With "bisa" as the search word, show every line of the material that has it.
--- START ---
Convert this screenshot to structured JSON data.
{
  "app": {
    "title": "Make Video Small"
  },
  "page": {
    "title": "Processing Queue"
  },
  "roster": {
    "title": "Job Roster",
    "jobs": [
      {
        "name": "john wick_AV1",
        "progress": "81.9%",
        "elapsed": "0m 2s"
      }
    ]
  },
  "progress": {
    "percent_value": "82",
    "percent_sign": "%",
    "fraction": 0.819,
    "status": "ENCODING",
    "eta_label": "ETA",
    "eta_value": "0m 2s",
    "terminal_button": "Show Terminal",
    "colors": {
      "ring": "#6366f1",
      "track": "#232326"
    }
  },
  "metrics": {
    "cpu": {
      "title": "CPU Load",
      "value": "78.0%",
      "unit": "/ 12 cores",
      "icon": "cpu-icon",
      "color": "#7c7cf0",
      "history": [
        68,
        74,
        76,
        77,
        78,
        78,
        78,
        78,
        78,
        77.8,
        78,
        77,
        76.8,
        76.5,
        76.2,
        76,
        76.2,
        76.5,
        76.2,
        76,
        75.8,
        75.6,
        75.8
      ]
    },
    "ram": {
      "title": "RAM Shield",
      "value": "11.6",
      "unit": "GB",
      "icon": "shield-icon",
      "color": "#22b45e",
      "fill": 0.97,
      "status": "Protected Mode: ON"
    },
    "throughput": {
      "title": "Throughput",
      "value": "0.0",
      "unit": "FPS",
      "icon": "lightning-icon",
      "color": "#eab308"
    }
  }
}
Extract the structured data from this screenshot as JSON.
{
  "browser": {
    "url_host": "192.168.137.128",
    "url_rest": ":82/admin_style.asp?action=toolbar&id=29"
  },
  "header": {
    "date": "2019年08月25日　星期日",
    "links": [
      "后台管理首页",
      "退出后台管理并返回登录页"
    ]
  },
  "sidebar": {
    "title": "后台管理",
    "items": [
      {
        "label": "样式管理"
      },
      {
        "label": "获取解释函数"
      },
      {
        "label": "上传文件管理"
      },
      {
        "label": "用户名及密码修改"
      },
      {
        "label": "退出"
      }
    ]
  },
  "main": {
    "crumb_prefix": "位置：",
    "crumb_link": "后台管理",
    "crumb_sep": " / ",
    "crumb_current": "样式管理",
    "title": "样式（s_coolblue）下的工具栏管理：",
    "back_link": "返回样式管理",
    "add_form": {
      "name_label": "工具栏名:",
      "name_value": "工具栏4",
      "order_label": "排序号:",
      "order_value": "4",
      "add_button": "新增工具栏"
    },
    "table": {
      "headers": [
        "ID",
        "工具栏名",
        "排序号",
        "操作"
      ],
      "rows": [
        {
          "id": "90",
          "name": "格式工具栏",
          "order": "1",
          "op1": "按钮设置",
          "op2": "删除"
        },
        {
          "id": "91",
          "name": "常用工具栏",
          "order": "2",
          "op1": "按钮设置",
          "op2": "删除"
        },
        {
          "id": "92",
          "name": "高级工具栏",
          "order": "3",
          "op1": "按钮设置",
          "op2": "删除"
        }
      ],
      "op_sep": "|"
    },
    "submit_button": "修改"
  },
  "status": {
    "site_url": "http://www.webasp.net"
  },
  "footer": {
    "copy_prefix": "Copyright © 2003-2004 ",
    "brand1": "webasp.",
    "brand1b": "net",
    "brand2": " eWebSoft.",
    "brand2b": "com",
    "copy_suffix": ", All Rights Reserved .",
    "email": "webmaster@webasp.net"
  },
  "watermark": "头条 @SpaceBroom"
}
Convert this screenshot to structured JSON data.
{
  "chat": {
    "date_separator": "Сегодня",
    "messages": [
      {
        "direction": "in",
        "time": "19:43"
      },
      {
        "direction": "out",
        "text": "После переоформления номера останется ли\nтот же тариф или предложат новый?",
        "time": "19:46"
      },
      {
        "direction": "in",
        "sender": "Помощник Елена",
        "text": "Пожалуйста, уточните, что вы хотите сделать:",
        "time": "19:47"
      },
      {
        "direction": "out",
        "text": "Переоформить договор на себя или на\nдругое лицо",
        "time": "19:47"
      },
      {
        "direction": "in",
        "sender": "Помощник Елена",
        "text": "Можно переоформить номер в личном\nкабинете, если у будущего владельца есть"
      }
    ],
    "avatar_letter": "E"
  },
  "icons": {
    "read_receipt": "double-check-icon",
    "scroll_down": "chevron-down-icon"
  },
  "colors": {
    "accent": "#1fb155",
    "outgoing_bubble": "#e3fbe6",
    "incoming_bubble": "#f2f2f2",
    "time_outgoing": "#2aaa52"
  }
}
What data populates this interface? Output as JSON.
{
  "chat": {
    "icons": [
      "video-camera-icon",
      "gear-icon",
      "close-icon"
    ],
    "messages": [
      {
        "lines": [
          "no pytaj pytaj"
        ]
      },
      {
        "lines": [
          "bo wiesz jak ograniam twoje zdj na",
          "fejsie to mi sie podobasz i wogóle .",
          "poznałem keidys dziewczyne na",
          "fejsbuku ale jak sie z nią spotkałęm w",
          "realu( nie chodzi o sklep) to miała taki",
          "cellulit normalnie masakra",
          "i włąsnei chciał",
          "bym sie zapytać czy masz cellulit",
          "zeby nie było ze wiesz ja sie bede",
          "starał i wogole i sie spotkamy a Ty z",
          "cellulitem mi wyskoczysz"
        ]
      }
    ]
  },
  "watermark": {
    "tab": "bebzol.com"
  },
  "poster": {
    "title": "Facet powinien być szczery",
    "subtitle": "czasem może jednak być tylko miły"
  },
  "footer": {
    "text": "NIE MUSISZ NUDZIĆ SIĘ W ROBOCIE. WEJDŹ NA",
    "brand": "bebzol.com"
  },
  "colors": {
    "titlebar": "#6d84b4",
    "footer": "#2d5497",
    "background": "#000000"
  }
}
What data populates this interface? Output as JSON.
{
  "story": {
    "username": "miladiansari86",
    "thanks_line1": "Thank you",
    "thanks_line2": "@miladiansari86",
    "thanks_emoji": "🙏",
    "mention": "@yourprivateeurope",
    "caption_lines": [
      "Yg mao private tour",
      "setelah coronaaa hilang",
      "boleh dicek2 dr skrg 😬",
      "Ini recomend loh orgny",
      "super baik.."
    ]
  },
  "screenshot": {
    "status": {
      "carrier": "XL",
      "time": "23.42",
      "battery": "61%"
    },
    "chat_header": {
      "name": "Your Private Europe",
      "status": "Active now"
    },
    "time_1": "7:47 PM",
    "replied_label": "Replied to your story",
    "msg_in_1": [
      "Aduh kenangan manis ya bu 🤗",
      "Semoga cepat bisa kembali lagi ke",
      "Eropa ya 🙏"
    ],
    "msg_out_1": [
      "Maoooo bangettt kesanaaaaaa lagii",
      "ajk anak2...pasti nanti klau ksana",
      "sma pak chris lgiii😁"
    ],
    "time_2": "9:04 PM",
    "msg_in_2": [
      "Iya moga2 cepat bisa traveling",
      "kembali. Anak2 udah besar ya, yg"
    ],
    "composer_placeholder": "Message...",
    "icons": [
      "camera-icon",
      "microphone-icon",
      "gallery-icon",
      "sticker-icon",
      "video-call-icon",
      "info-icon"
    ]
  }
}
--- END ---
* [Result of the exercise]
      "Semoga cepat bisa kembali lagi ke",
      "Iya moga2 cepat bisa traveling",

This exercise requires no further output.